Shashank Bengali | Los Angeles Times
“Inside the buzzing enrollment agency, young professionals wearing slim-fitting jeans and lanyards around their necks tapped away at keyboards and fiddled with fingerprint scanning devices as they helped build the biggest and most ambitious biometric database ever conceived.
Into the office stepped Vimal Gawde, an impoverished 75-year-old widow dressed in a floral print sari. She had come to secure her ticket to India’s digital future—to enroll in the identity program, called Aadhaar, or ‘foundation,’ that aims to record the fingerprints and irises of all 1.3 billion Indian residents.
Nearly 9 out of 10 Indians have registered, each assigned a unique 12-digit number that serves as a digital identity that can be verified with the scan of a thumb or an eye.

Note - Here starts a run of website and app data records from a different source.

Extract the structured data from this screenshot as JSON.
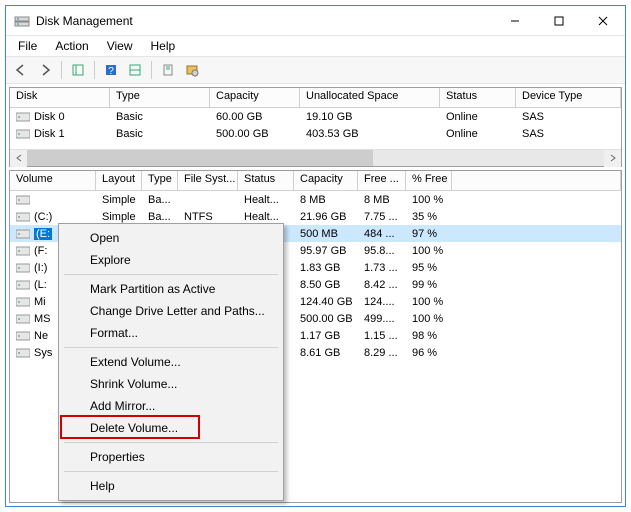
{
  "window": {
    "title": "Disk Management"
  },
  "menubar": [
    "File",
    "Action",
    "View",
    "Help"
  ],
  "disk_table": {
    "headers": [
      "Disk",
      "Type",
      "Capacity",
      "Unallocated Space",
      "Status",
      "Device Type"
    ],
    "rows": [
      {
        "name": "Disk 0",
        "type": "Basic",
        "capacity": "60.00 GB",
        "unallocated": "19.10 GB",
        "status": "Online",
        "device": "SAS"
      },
      {
        "name": "Disk 1",
        "type": "Basic",
        "capacity": "500.00 GB",
        "unallocated": "403.53 GB",
        "status": "Online",
        "device": "SAS"
      }
    ]
  },
  "volume_table": {
    "headers": [
      "Volume",
      "Layout",
      "Type",
      "File Syst...",
      "Status",
      "Capacity",
      "Free ...",
      "% Free",
      ""
    ],
    "rows": [
      {
        "name": "",
        "layout": "Simple",
        "type": "Ba...",
        "fs": "",
        "status": "Healt...",
        "capacity": "8 MB",
        "free": "8 MB",
        "pct": "100 %"
      },
      {
        "name": "(C:)",
        "layout": "Simple",
        "type": "Ba...",
        "fs": "NTFS",
        "status": "Healt...",
        "capacity": "21.96 GB",
        "free": "7.75 ...",
        "pct": "35 %"
      },
      {
        "name": "(E:",
        "layout": "",
        "type": "",
        "fs": "",
        "status": "",
        "capacity": "500 MB",
        "free": "484 ...",
        "pct": "97 %",
        "selected": true
      },
      {
        "name": "(F:",
        "layout": "",
        "type": "",
        "fs": "",
        "status": "",
        "capacity": "95.97 GB",
        "free": "95.8...",
        "pct": "100 %"
      },
      {
        "name": "(I:)",
        "layout": "",
        "type": "",
        "fs": "",
        "status": "",
        "capacity": "1.83 GB",
        "free": "1.73 ...",
        "pct": "95 %"
      },
      {
        "name": "(L:",
        "layout": "",
        "type": "",
        "fs": "",
        "status": "",
        "capacity": "8.50 GB",
        "free": "8.42 ...",
        "pct": "99 %"
      },
      {
        "name": "Mi",
        "layout": "",
        "type": "",
        "fs": "",
        "status": "",
        "capacity": "124.40 GB",
        "free": "124....",
        "pct": "100 %"
      },
      {
        "name": "MS",
        "layout": "",
        "type": "",
        "fs": "",
        "status": "",
        "capacity": "500.00 GB",
        "free": "499....",
        "pct": "100 %"
      },
      {
        "name": "Ne",
        "layout": "",
        "type": "",
        "fs": "",
        "status": "",
        "capacity": "1.17 GB",
        "free": "1.15 ...",
        "pct": "98 %"
      },
      {
        "name": "Sys",
        "layout": "",
        "type": "",
        "fs": "",
        "status": "",
        "capacity": "8.61 GB",
        "free": "8.29 ...",
        "pct": "96 %"
      }
    ]
  },
  "context_menu": {
    "groups": [
      [
        "Open",
        "Explore"
      ],
      [
        "Mark Partition as Active",
        "Change Drive Letter and Paths...",
        "Format..."
      ],
      [
        "Extend Volume...",
        "Shrink Volume...",
        "Add Mirror...",
        "Delete Volume..."
      ],
      [
        "Properties"
      ],
      [
        "Help"
      ]
    ],
    "highlighted": "Delete Volume..."
  }
}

But Gawde came to the enrollment office less out of excitement than desperation: If she didn’t get a number, she worried that she wouldn’t be able to eat.”